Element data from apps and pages
>>>>
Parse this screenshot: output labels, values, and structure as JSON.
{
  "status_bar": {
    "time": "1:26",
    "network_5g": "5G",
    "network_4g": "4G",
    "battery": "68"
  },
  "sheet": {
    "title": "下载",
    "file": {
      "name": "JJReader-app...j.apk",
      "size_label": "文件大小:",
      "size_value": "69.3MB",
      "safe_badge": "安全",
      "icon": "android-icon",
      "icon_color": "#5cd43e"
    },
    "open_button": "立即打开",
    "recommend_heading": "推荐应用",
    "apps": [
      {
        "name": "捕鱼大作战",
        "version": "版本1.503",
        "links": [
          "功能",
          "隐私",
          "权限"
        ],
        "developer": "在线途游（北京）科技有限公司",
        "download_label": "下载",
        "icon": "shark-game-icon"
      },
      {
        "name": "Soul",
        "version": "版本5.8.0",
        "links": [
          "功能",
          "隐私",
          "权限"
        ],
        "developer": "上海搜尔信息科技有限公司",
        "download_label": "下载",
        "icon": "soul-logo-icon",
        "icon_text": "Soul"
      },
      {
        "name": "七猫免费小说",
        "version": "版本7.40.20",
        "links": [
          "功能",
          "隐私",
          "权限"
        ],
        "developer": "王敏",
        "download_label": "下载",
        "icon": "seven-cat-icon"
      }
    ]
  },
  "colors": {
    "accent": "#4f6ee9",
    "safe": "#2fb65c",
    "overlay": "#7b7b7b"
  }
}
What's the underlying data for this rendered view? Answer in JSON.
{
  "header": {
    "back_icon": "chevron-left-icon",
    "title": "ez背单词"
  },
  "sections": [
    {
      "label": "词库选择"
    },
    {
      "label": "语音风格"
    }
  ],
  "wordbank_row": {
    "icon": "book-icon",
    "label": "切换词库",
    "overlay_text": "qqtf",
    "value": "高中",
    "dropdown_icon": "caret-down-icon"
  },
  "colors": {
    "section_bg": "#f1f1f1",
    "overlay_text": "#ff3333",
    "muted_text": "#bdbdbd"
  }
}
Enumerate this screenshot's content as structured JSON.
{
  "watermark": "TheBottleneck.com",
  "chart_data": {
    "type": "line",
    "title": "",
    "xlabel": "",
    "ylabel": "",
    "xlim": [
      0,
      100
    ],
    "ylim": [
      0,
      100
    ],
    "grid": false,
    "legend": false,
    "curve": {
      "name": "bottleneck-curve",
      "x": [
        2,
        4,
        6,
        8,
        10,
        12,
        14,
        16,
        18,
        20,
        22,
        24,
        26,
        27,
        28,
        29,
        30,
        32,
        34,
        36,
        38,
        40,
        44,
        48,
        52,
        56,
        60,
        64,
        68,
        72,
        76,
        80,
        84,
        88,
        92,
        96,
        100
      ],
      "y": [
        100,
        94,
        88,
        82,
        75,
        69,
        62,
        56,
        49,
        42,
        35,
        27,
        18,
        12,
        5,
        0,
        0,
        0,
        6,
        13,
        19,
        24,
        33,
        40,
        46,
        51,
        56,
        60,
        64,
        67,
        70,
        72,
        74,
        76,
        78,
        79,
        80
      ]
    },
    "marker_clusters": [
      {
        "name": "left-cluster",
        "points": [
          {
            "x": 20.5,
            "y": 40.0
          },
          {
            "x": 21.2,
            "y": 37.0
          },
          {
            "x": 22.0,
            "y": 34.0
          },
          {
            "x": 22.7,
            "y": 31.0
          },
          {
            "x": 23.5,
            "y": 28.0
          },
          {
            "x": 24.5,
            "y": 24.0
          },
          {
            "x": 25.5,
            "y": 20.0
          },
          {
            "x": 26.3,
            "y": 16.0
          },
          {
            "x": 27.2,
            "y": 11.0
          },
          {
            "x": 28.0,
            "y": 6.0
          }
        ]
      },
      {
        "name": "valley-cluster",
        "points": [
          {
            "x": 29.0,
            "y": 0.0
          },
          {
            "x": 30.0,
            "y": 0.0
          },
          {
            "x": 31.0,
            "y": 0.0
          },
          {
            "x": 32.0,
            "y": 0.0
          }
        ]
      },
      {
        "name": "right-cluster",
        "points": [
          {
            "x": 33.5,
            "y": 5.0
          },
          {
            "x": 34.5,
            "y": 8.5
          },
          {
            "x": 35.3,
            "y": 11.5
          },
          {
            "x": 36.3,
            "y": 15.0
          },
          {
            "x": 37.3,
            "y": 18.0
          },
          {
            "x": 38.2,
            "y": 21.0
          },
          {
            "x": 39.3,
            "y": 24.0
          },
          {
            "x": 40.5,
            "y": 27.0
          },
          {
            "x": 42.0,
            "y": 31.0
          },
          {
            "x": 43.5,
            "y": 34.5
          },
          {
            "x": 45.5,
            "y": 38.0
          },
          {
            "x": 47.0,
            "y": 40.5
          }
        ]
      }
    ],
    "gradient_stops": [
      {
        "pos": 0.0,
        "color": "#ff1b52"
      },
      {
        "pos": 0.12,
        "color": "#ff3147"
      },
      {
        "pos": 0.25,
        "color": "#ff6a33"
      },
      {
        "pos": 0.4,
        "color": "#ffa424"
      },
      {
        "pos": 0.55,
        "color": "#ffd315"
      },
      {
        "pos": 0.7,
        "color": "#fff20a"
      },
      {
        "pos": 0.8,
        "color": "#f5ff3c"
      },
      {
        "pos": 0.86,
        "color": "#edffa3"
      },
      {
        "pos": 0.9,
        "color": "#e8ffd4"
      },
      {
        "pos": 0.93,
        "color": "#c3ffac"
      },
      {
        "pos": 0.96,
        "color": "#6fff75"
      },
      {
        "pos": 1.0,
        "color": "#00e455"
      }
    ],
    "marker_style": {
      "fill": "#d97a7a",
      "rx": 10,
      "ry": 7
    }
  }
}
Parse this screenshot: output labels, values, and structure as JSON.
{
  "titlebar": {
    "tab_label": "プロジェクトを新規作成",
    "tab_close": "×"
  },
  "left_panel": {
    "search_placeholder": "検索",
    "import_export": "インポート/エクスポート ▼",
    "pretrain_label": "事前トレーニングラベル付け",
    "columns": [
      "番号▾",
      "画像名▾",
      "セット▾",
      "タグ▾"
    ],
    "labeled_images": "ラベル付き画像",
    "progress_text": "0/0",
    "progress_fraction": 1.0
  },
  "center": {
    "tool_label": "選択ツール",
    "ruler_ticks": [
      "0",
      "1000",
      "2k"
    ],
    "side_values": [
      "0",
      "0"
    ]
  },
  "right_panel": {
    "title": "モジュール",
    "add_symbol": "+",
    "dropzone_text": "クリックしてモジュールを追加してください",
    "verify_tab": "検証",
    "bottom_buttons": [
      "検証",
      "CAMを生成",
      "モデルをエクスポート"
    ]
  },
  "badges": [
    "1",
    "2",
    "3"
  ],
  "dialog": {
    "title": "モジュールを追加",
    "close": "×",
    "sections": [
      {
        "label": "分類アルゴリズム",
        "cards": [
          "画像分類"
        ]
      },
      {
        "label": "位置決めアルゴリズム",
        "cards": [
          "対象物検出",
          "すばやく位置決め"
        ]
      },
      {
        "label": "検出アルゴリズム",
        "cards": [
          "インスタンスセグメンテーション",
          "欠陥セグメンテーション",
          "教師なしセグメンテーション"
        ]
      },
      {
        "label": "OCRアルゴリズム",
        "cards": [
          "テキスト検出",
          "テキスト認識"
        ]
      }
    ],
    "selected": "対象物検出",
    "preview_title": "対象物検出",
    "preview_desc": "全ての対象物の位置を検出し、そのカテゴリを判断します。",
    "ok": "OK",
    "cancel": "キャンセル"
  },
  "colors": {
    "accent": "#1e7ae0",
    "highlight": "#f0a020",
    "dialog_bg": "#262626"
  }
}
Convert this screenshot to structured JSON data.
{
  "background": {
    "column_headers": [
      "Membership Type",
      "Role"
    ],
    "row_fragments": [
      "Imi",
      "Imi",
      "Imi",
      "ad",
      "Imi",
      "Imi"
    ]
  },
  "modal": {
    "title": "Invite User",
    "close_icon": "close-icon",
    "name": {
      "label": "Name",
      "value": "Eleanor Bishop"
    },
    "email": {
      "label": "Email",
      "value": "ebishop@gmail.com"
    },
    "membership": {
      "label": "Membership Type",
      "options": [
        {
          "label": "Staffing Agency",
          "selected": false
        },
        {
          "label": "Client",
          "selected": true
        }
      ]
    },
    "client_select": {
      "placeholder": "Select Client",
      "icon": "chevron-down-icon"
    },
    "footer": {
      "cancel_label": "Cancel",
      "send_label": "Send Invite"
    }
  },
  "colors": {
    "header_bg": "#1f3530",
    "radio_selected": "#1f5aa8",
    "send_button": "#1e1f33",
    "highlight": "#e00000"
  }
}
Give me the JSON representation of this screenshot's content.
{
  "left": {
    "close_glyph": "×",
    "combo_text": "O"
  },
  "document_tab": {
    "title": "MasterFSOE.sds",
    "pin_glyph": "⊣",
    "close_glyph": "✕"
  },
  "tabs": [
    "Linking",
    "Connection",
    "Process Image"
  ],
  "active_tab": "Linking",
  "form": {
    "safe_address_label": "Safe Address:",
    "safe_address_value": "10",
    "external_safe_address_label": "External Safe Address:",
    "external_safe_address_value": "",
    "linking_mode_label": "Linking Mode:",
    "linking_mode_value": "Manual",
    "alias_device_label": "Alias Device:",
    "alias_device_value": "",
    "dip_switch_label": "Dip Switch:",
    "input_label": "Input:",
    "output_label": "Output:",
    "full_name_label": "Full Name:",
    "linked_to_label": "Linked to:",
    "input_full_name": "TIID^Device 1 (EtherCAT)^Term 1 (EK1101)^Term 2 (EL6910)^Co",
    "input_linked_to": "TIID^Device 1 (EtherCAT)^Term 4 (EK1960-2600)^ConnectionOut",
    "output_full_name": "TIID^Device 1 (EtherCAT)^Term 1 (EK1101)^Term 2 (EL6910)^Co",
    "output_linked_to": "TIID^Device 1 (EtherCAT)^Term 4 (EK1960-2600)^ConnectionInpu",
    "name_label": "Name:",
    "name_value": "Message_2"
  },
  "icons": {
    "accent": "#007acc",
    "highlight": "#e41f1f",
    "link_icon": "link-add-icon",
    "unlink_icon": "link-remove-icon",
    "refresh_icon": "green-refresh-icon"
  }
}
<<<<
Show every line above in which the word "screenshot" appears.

* SOLUTION TO THE PROBLEM
Parse this screenshot: output labels, values, and structure as JSON.
Enumerate this screenshot's content as structured JSON.
Parse this screenshot: output labels, values, and structure as JSON.
Convert this screenshot to structured JSON data.
Give me the JSON representation of this screenshot's content.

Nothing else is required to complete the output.